> _Problem_
Print each entry below precisely as shown.

Stored dataset items
☆ ☆ ☆ ☆ ☆
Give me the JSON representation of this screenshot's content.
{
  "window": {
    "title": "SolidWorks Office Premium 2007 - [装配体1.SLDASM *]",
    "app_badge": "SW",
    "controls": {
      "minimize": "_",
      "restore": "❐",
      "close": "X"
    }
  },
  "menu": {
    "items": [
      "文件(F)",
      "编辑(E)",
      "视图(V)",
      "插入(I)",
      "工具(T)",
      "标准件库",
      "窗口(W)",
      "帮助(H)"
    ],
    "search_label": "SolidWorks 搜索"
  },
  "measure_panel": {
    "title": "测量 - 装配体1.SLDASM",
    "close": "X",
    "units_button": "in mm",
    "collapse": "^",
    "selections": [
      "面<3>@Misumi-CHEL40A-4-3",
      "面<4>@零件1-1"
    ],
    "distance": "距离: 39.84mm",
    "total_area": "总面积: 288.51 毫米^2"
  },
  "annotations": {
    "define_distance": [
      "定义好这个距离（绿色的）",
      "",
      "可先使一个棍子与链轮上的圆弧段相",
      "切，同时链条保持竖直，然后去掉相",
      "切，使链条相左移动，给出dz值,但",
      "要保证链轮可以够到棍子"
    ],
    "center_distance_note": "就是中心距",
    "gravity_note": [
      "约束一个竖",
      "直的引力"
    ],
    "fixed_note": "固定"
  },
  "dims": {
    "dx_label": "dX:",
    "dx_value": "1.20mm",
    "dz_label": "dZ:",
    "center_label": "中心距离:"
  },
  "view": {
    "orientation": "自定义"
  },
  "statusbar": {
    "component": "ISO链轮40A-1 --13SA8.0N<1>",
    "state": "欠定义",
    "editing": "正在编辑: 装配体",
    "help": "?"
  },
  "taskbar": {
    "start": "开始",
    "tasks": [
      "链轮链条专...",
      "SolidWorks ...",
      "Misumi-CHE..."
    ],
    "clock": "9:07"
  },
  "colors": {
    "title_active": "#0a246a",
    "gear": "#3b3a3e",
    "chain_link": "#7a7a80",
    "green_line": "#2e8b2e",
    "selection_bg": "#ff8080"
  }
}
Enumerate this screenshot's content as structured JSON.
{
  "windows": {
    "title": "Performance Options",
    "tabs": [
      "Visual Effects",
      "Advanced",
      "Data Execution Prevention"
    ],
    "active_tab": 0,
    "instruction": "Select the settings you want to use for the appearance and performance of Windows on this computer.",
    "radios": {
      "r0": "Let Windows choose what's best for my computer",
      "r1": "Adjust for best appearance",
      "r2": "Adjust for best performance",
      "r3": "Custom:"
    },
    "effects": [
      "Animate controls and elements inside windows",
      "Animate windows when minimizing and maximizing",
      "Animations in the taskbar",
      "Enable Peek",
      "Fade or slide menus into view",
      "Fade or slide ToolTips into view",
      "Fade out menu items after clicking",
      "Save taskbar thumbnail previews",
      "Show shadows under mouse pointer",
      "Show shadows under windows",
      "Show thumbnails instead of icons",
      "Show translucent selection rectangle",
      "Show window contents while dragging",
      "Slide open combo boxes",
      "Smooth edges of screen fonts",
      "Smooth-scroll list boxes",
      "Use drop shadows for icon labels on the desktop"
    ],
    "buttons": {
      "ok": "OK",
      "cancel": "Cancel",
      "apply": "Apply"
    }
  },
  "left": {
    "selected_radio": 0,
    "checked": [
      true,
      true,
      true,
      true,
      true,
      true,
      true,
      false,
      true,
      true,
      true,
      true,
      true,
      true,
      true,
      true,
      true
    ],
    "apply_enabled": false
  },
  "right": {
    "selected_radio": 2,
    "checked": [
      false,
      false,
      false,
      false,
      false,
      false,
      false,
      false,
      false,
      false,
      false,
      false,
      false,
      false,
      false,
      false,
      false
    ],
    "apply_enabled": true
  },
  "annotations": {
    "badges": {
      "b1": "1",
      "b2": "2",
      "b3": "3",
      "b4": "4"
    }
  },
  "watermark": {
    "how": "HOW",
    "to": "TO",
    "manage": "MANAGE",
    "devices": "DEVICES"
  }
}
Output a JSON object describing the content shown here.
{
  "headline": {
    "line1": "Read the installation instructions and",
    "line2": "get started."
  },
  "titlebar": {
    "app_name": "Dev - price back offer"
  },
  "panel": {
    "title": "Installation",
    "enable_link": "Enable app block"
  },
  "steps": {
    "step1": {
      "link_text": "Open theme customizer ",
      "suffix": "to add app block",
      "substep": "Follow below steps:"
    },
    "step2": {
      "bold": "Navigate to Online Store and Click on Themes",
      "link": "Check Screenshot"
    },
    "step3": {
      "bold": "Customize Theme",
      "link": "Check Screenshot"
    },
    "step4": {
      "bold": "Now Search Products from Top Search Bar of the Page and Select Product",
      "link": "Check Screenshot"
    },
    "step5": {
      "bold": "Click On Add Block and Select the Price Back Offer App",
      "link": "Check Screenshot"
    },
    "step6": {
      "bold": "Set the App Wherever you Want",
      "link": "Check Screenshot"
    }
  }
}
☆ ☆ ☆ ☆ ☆
> _Output for this exercise_
Give me the JSON representation of this screenshot's content.
{
  "window": {
    "title": "SolidWorks Office Premium 2007 - [装配体1.SLDASM *]",
    "app_badge": "SW",
    "controls": {
      "minimize": "_",
      "restore": "❐",
      "close": "X"
    }
  },
  "menu": {
    "items": [
      "文件(F)",
      "编辑(E)",
      "视图(V)",
      "插入(I)",
      "工具(T)",
      "标准件库",
      "窗口(W)",
      "帮助(H)"
    ],
    "search_label": "SolidWorks 搜索"
  },
  "measure_panel": {
    "title": "测量 - 装配体1.SLDASM",
    "close": "X",
    "units_button": "in mm",
    "collapse": "^",
    "selections": [
      "面<3>@Misumi-CHEL40A-4-3",
      "面<4>@零件1-1"
    ],
    "distance": "距离: 39.84mm",
    "total_area": "总面积: 288.51 毫米^2"
  },
  "annotations": {
    "define_distance": [
      "定义好这个距离（绿色的）",
      "",
      "可先使一个棍子与链轮上的圆弧段相",
      "切，同时链条保持竖直，然后去掉相",
      "切，使链条相左移动，给出dz值,但",
      "要保证链轮可以够到棍子"
    ],
    "center_distance_note": "就是中心距",
    "gravity_note": [
      "约束一个竖",
      "直的引力"
    ],
    "fixed_note": "固定"
  },
  "dims": {
    "dx_label": "dX:",
    "dx_value": "1.20mm",
    "dz_label": "dZ:",
    "center_label": "中心距离:"
  },
  "view": {
    "orientation": "自定义"
  },
  "statusbar": {
    "component": "ISO链轮40A-1 --13SA8.0N<1>",
    "state": "欠定义",
    "editing": "正在编辑: 装配体",
    "help": "?"
  },
  "taskbar": {
    "start": "开始",
    "tasks": [
      "链轮链条专...",
      "SolidWorks ...",
      "Misumi-CHE..."
    ],
    "clock": "9:07"
  },
  "colors": {
    "title_active": "#0a246a",
    "gear": "#3b3a3e",
    "chain_link": "#7a7a80",
    "green_line": "#2e8b2e",
    "selection_bg": "#ff8080"
  }
}
Enumerate this screenshot's content as structured JSON.
{
  "windows": {
    "title": "Performance Options",
    "tabs": [
      "Visual Effects",
      "Advanced",
      "Data Execution Prevention"
    ],
    "active_tab": 0,
    "instruction": "Select the settings you want to use for the appearance and performance of Windows on this computer.",
    "radios": {
      "r0": "Let Windows choose what's best for my computer",
      "r1": "Adjust for best appearance",
      "r2": "Adjust for best performance",
      "r3": "Custom:"
    },
    "effects": [
      "Animate controls and elements inside windows",
      "Animate windows when minimizing and maximizing",
      "Animations in the taskbar",
      "Enable Peek",
      "Fade or slide menus into view",
      "Fade or slide ToolTips into view",
      "Fade out menu items after clicking",
      "Save taskbar thumbnail previews",
      "Show shadows under mouse pointer",
      "Show shadows under windows",
      "Show thumbnails instead of icons",
      "Show translucent selection rectangle",
      "Show window contents while dragging",
      "Slide open combo boxes",
      "Smooth edges of screen fonts",
      "Smooth-scroll list boxes",
      "Use drop shadows for icon labels on the desktop"
    ],
    "buttons": {
      "ok": "OK",
      "cancel": "Cancel",
      "apply": "Apply"
    }
  },
  "left": {
    "selected_radio": 0,
    "checked": [
      true,
      true,
      true,
      true,
      true,
      true,
      true,
      false,
      true,
      true,
      true,
      true,
      true,
      true,
      true,
      true,
      true
    ],
    "apply_enabled": false
  },
  "right": {
    "selected_radio": 2,
    "checked": [
      false,
      false,
      false,
      false,
      false,
      false,
      false,
      false,
      false,
      false,
      false,
      false,
      false,
      false,
      false,
      false,
      false
    ],
    "apply_enabled": true
  },
  "annotations": {
    "badges": {
      "b1": "1",
      "b2": "2",
      "b3": "3",
      "b4": "4"
    }
  },
  "watermark": {
    "how": "HOW",
    "to": "TO",
    "manage": "MANAGE",
    "devices": "DEVICES"
  }
}
Output a JSON object describing the content shown here.
{
  "headline": {
    "line1": "Read the installation instructions and",
    "line2": "get started."
  },
  "titlebar": {
    "app_name": "Dev - price back offer"
  },
  "panel": {
    "title": "Installation",
    "enable_link": "Enable app block"
  },
  "steps": {
    "step1": {
      "link_text": "Open theme customizer ",
      "suffix": "to add app block",
      "substep": "Follow below steps:"
    },
    "step2": {
      "bold": "Navigate to Online Store and Click on Themes",
      "link": "Check Screenshot"
    },
    "step3": {
      "bold": "Customize Theme",
      "link": "Check Screenshot"
    },
    "step4": {
      "bold": "Now Search Products from Top Search Bar of the Page and Select Product",
      "link": "Check Screenshot"
    },
    "step5": {
      "bold": "Click On Add Block and Select the Price Back Offer App",
      "link": "Check Screenshot"
    },
    "step6": {
      "bold": "Set the App Wherever you Want",
      "link": "Check Screenshot"
    }
  }
}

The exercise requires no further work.